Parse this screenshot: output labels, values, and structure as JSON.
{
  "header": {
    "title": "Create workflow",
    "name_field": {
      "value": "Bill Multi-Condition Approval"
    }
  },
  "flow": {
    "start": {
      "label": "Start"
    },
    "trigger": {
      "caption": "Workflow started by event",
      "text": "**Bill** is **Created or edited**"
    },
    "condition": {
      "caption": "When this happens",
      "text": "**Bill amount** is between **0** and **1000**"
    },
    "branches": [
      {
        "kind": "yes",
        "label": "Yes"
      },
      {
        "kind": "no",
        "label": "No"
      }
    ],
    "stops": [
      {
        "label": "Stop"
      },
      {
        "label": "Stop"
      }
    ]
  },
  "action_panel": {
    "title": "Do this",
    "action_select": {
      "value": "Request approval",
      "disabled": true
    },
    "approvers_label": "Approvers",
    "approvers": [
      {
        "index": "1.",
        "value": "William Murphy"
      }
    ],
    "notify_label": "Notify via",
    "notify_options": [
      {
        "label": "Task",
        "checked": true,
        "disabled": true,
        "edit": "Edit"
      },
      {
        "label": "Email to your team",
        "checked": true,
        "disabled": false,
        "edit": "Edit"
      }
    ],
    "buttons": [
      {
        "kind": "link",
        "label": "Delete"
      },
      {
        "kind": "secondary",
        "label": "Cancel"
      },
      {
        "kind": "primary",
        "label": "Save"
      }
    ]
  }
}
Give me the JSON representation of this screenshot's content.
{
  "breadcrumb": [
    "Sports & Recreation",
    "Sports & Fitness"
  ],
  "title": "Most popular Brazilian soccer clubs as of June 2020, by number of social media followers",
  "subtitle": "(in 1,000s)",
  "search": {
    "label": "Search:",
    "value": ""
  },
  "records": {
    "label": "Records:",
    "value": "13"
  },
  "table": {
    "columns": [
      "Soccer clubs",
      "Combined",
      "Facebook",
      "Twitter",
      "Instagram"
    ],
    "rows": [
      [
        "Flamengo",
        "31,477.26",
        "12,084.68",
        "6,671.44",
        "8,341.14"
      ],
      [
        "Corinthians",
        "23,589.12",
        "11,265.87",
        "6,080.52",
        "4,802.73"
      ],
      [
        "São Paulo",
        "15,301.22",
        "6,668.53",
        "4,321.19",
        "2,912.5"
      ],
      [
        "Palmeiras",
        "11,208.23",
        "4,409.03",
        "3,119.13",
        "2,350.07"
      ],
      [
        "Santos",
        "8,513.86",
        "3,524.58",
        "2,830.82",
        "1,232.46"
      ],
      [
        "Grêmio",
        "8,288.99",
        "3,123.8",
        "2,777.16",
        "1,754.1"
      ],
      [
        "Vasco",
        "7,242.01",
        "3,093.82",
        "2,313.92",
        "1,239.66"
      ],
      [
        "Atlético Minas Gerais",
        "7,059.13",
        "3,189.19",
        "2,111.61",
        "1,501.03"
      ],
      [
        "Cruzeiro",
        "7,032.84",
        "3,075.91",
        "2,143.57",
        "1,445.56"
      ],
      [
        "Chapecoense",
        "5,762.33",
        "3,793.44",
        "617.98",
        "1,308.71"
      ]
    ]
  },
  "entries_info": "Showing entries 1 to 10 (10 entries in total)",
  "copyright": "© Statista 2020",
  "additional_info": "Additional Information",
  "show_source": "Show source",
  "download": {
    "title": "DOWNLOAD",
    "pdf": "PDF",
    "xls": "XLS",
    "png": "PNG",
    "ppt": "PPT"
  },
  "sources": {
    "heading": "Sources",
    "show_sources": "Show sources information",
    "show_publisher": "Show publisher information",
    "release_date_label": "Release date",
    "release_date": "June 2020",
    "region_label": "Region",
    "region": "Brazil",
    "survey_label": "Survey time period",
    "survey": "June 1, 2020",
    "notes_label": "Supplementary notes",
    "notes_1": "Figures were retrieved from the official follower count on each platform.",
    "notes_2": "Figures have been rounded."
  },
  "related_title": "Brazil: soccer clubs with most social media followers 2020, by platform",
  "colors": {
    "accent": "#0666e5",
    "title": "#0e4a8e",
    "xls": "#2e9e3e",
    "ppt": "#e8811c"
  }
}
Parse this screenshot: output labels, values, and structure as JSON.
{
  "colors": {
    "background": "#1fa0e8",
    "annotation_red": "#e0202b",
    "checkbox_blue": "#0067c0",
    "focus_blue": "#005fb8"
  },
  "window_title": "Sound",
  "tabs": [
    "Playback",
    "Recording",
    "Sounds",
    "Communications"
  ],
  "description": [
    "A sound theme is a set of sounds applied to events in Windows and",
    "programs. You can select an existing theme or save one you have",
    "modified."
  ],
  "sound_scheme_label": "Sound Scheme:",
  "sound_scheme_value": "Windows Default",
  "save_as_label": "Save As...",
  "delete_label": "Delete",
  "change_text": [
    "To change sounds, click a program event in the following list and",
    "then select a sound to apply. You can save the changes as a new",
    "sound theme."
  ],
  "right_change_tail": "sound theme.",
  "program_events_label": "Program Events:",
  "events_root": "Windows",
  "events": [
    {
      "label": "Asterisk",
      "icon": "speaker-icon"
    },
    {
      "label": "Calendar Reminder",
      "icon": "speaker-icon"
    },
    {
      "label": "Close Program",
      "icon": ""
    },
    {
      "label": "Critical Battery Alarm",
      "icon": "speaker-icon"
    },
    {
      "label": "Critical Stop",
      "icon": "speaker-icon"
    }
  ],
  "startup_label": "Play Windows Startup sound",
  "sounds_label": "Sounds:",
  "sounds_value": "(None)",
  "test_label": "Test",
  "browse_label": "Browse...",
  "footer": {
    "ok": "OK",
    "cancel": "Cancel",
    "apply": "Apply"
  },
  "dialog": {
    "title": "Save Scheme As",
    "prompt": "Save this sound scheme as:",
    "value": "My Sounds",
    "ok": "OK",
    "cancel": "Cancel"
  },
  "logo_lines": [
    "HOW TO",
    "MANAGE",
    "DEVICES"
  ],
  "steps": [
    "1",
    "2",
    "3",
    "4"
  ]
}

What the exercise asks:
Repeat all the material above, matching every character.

Written answer:
Parse this screenshot: output labels, values, and structure as JSON.
{
  "header": {
    "title": "Create workflow",
    "name_field": {
      "value": "Bill Multi-Condition Approval"
    }
  },
  "flow": {
    "start": {
      "label": "Start"
    },
    "trigger": {
      "caption": "Workflow started by event",
      "text": "**Bill** is **Created or edited**"
    },
    "condition": {
      "caption": "When this happens",
      "text": "**Bill amount** is between **0** and **1000**"
    },
    "branches": [
      {
        "kind": "yes",
        "label": "Yes"
      },
      {
        "kind": "no",
        "label": "No"
      }
    ],
    "stops": [
      {
        "label": "Stop"
      },
      {
        "label": "Stop"
      }
    ]
  },
  "action_panel": {
    "title": "Do this",
    "action_select": {
      "value": "Request approval",
      "disabled": true
    },
    "approvers_label": "Approvers",
    "approvers": [
      {
        "index": "1.",
        "value": "William Murphy"
      }
    ],
    "notify_label": "Notify via",
    "notify_options": [
      {
        "label": "Task",
        "checked": true,
        "disabled": true,
        "edit": "Edit"
      },
      {
        "label": "Email to your team",
        "checked": true,
        "disabled": false,
        "edit": "Edit"
      }
    ],
    "buttons": [
      {
        "kind": "link",
        "label": "Delete"
      },
      {
        "kind": "secondary",
        "label": "Cancel"
      },
      {
        "kind": "primary",
        "label": "Save"
      }
    ]
  }
}
Give me the JSON representation of this screenshot's content.
{
  "breadcrumb": [
    "Sports & Recreation",
    "Sports & Fitness"
  ],
  "title": "Most popular Brazilian soccer clubs as of June 2020, by number of social media followers",
  "subtitle": "(in 1,000s)",
  "search": {
    "label": "Search:",
    "value": ""
  },
  "records": {
    "label": "Records:",
    "value": "13"
  },
  "table": {
    "columns": [
      "Soccer clubs",
      "Combined",
      "Facebook",
      "Twitter",
      "Instagram"
    ],
    "rows": [
      [
        "Flamengo",
        "31,477.26",
        "12,084.68",
        "6,671.44",
        "8,341.14"
      ],
      [
        "Corinthians",
        "23,589.12",
        "11,265.87",
        "6,080.52",
        "4,802.73"
      ],
      [
        "São Paulo",
        "15,301.22",
        "6,668.53",
        "4,321.19",
        "2,912.5"
      ],
      [
        "Palmeiras",
        "11,208.23",
        "4,409.03",
        "3,119.13",
        "2,350.07"
      ],
      [
        "Santos",
        "8,513.86",
        "3,524.58",
        "2,830.82",
        "1,232.46"
      ],
      [
        "Grêmio",
        "8,288.99",
        "3,123.8",
        "2,777.16",
        "1,754.1"
      ],
      [
        "Vasco",
        "7,242.01",
        "3,093.82",
        "2,313.92",
        "1,239.66"
      ],
      [
        "Atlético Minas Gerais",
        "7,059.13",
        "3,189.19",
        "2,111.61",
        "1,501.03"
      ],
      [
        "Cruzeiro",
        "7,032.84",
        "3,075.91",
        "2,143.57",
        "1,445.56"
      ],
      [
        "Chapecoense",
        "5,762.33",
        "3,793.44",
        "617.98",
        "1,308.71"
      ]
    ]
  },
  "entries_info": "Showing entries 1 to 10 (10 entries in total)",
  "copyright": "© Statista 2020",
  "additional_info": "Additional Information",
  "show_source": "Show source",
  "download": {
    "title": "DOWNLOAD",
    "pdf": "PDF",
    "xls": "XLS",
    "png": "PNG",
    "ppt": "PPT"
  },
  "sources": {
    "heading": "Sources",
    "show_sources": "Show sources information",
    "show_publisher": "Show publisher information",
    "release_date_label": "Release date",
    "release_date": "June 2020",
    "region_label": "Region",
    "region": "Brazil",
    "survey_label": "Survey time period",
    "survey": "June 1, 2020",
    "notes_label": "Supplementary notes",
    "notes_1": "Figures were retrieved from the official follower count on each platform.",
    "notes_2": "Figures have been rounded."
  },
  "related_title": "Brazil: soccer clubs with most social media followers 2020, by platform",
  "colors": {
    "accent": "#0666e5",
    "title": "#0e4a8e",
    "xls": "#2e9e3e",
    "ppt": "#e8811c"
  }
}
Parse this screenshot: output labels, values, and structure as JSON.
{
  "colors": {
    "background": "#1fa0e8",
    "annotation_red": "#e0202b",
    "checkbox_blue": "#0067c0",
    "focus_blue": "#005fb8"
  },
  "window_title": "Sound",
  "tabs": [
    "Playback",
    "Recording",
    "Sounds",
    "Communications"
  ],
  "description": [
    "A sound theme is a set of sounds applied to events in Windows and",
    "programs. You can select an existing theme or save one you have",
    "modified."
  ],
  "sound_scheme_label": "Sound Scheme:",
  "sound_scheme_value": "Windows Default",
  "save_as_label": "Save As...",
  "delete_label": "Delete",
  "change_text": [
    "To change sounds, click a program event in the following list and",
    "then select a sound to apply. You can save the changes as a new",
    "sound theme."
  ],
  "right_change_tail": "sound theme.",
  "program_events_label": "Program Events:",
  "events_root": "Windows",
  "events": [
    {
      "label": "Asterisk",
      "icon": "speaker-icon"
    },
    {
      "label": "Calendar Reminder",
      "icon": "speaker-icon"
    },
    {
      "label": "Close Program",
      "icon": ""
    },
    {
      "label": "Critical Battery Alarm",
      "icon": "speaker-icon"
    },
    {
      "label": "Critical Stop",
      "icon": "speaker-icon"
    }
  ],
  "startup_label": "Play Windows Startup sound",
  "sounds_label": "Sounds:",
  "sounds_value": "(None)",
  "test_label": "Test",
  "browse_label": "Browse...",
  "footer": {
    "ok": "OK",
    "cancel": "Cancel",
    "apply": "Apply"
  },
  "dialog": {
    "title": "Save Scheme As",
    "prompt": "Save this sound scheme as:",
    "value": "My Sounds",
    "ok": "OK",
    "cancel": "Cancel"
  },
  "logo_lines": [
    "HOW TO",
    "MANAGE",
    "DEVICES"
  ],
  "steps": [
    "1",
    "2",
    "3",
    "4"
  ]
}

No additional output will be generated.